YOUR TASK »
Set the pictures aside and write down, exactly as they appear, the lines from the one containing "What's the underlying" through the end of the material.

INFORMATION SUPPLIED »
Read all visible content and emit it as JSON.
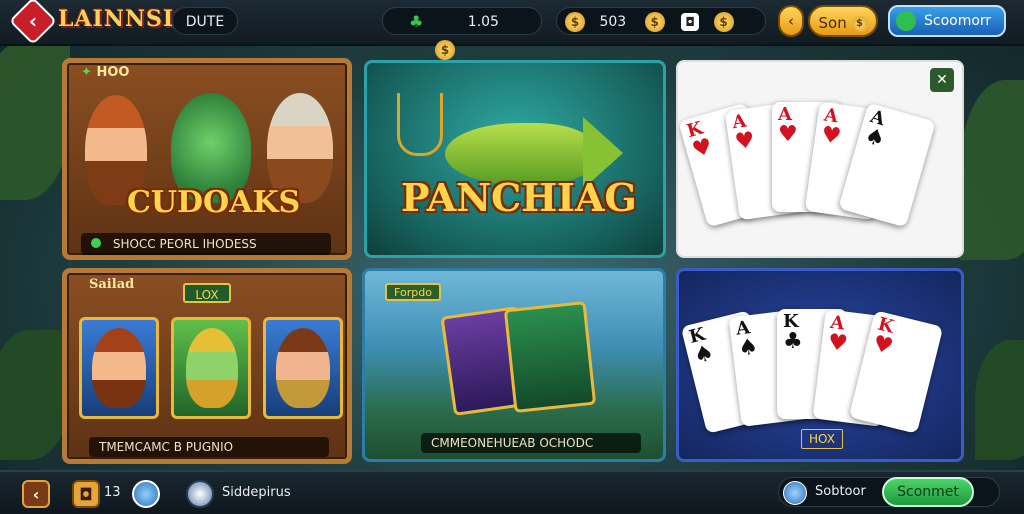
{
  "header": {
    "logo_text": "LAINNSIS",
    "tab_label": "DUTE",
    "currency_1": "1.05",
    "currency_2": "503",
    "coins_button": "Son",
    "store_button": "Scoomorr"
  },
  "tiles": {
    "tile1": {
      "badge": "HOO",
      "title": "CUDOAKS",
      "caption": "SHOCC PEORL IHODESS"
    },
    "tile2": {
      "title": "PANCHIAG"
    },
    "tile3": {
      "corner_icon": "share-icon"
    },
    "tile4": {
      "label": "Sailad",
      "badge": "LOX",
      "caption": "TMEMCAMC B PUGNIO"
    },
    "tile5": {
      "badge": "Forpdo",
      "caption": "CMMEONEHUEAB OCHODC"
    },
    "tile6": {
      "badge": "HOX"
    }
  },
  "cards_tile3": [
    {
      "rank": "K",
      "suit": "♥",
      "color": "red"
    },
    {
      "rank": "A",
      "suit": "♥",
      "color": "red"
    },
    {
      "rank": "A",
      "suit": "♥",
      "color": "red"
    },
    {
      "rank": "A",
      "suit": "♥",
      "color": "red"
    },
    {
      "rank": "A",
      "suit": "♠",
      "color": "black"
    }
  ],
  "cards_tile6": [
    {
      "rank": "K",
      "suit": "♠",
      "color": "black"
    },
    {
      "rank": "A",
      "suit": "♠",
      "color": "black"
    },
    {
      "rank": "K",
      "suit": "♣",
      "color": "black"
    },
    {
      "rank": "A",
      "suit": "♥",
      "color": "red"
    },
    {
      "rank": "K",
      "suit": "♥",
      "color": "red"
    }
  ],
  "footer": {
    "counter": "13",
    "player_label": "Siddepirus",
    "status_label": "Sobtoor",
    "action_button": "Sconmet"
  },
  "colors": {
    "accent_gold": "#ffd44a",
    "wood": "#8a4f22",
    "navy_tile": "#1c2f7a",
    "green_button": "#2fb84f"
  }
}
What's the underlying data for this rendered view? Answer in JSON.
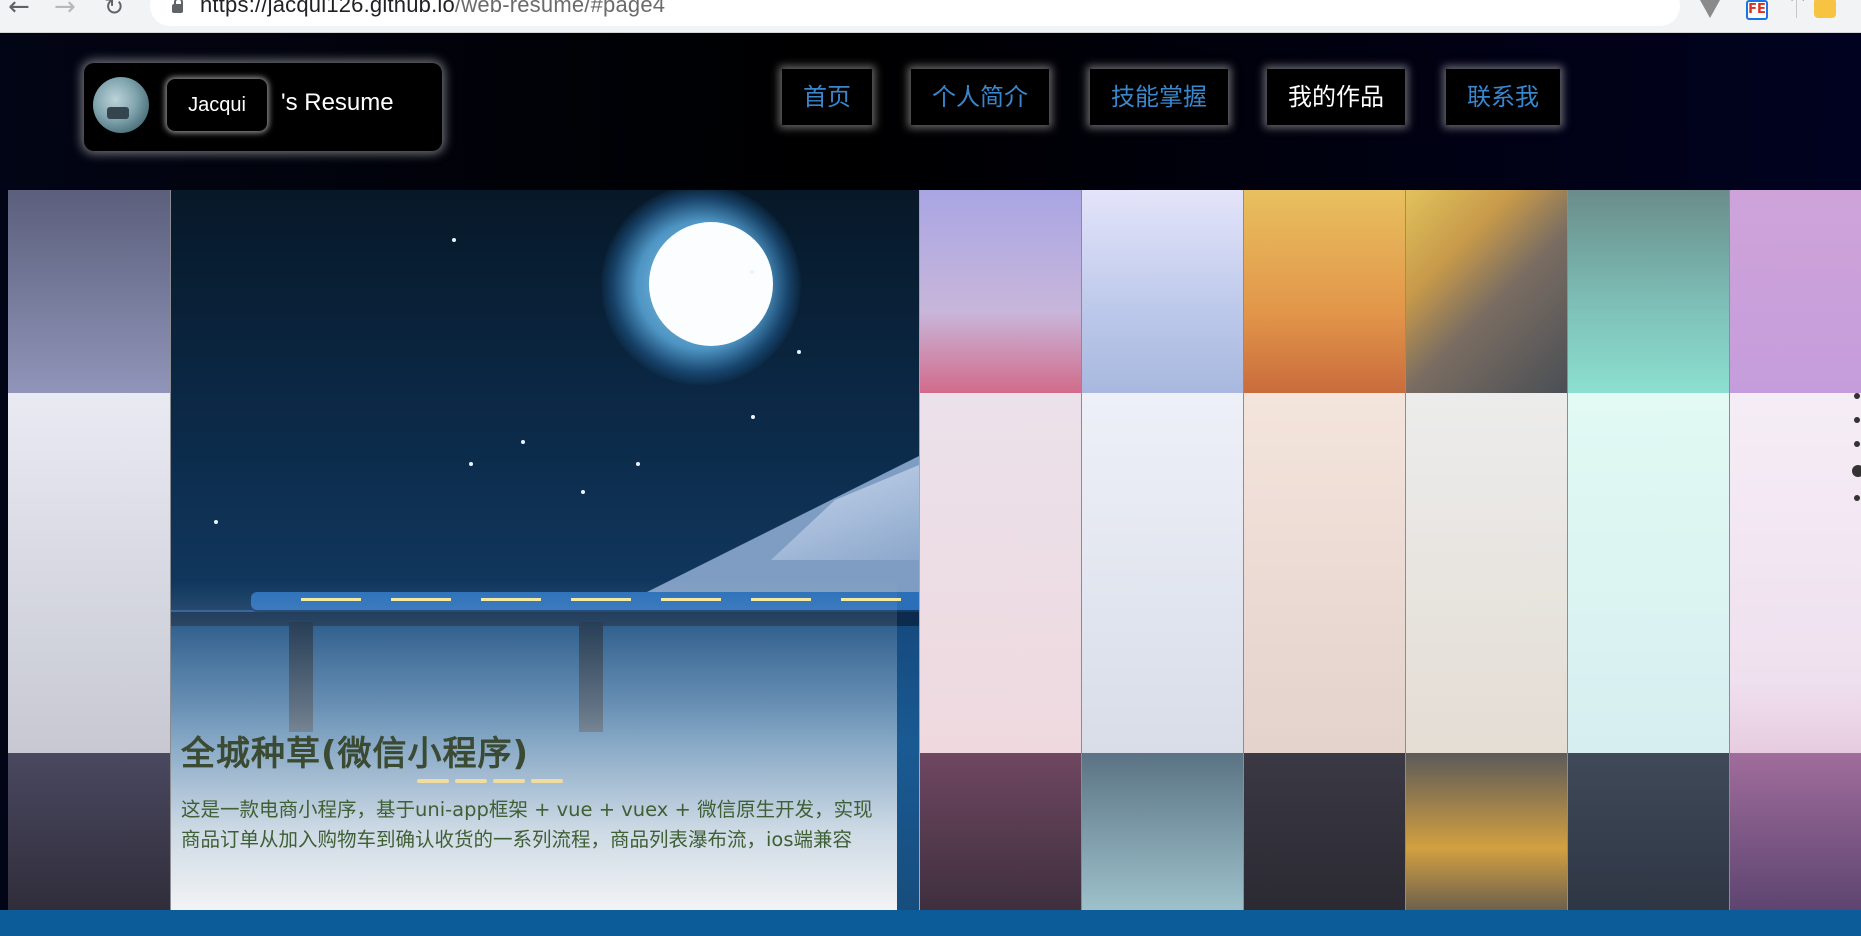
{
  "browser": {
    "url_host": "https://jacqui126.github.io",
    "url_path": "/web-resume/#page4",
    "icons": [
      "back-arrow-icon",
      "forward-arrow-icon",
      "reload-icon",
      "lock-icon",
      "bookmark-star-icon",
      "extension-icon",
      "fe-extension-icon",
      "avatar-extension-icon"
    ]
  },
  "header": {
    "name": "Jacqui",
    "suffix": "'s Resume"
  },
  "nav": {
    "items": [
      {
        "label": "首页"
      },
      {
        "label": "个人简介"
      },
      {
        "label": "技能掌握"
      },
      {
        "label": "我的作品"
      },
      {
        "label": "联系我"
      }
    ],
    "active_index": 3,
    "colors": {
      "link": "#3a86cc",
      "active": "#ffffff"
    }
  },
  "work": {
    "title": "全城种草(微信小程序)",
    "description": "这是一款电商小程序，基于uni-app框架 + vue + vuex + 微信原生开发，实现商品订单从加入购物车到确认收货的一系列流程，商品列表瀑布流，ios端兼容"
  },
  "pager": {
    "count": 5,
    "active_index": 3
  }
}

PROBLEM SOLUTION »
What's the underlying data for this rendered view? Answer in JSON.
{
  "browser": {
    "url_host": "https://jacqui126.github.io",
    "url_path": "/web-resume/#page4",
    "icons": [
      "back-arrow-icon",
      "forward-arrow-icon",
      "reload-icon",
      "lock-icon",
      "bookmark-star-icon",
      "extension-icon",
      "fe-extension-icon",
      "avatar-extension-icon"
    ]
  },
  "header": {
    "name": "Jacqui",
    "suffix": "'s Resume"
  },
  "nav": {
    "items": [
      {
        "label": "首页"
      },
      {
        "label": "个人简介"
      },
      {
        "label": "技能掌握"
      },
      {
        "label": "我的作品"
      },
      {
        "label": "联系我"
      }
    ],
    "active_index": 3,
    "colors": {
      "link": "#3a86cc",
      "active": "#ffffff"
    }
  },
  "work": {
    "title": "全城种草(微信小程序)",
    "description": "这是一款电商小程序，基于uni-app框架 + vue + vuex + 微信原生开发，实现商品订单从加入购物车到确认收货的一系列流程，商品列表瀑布流，ios端兼容"
  },
  "pager": {
    "count": 5,
    "active_index": 3
  }
}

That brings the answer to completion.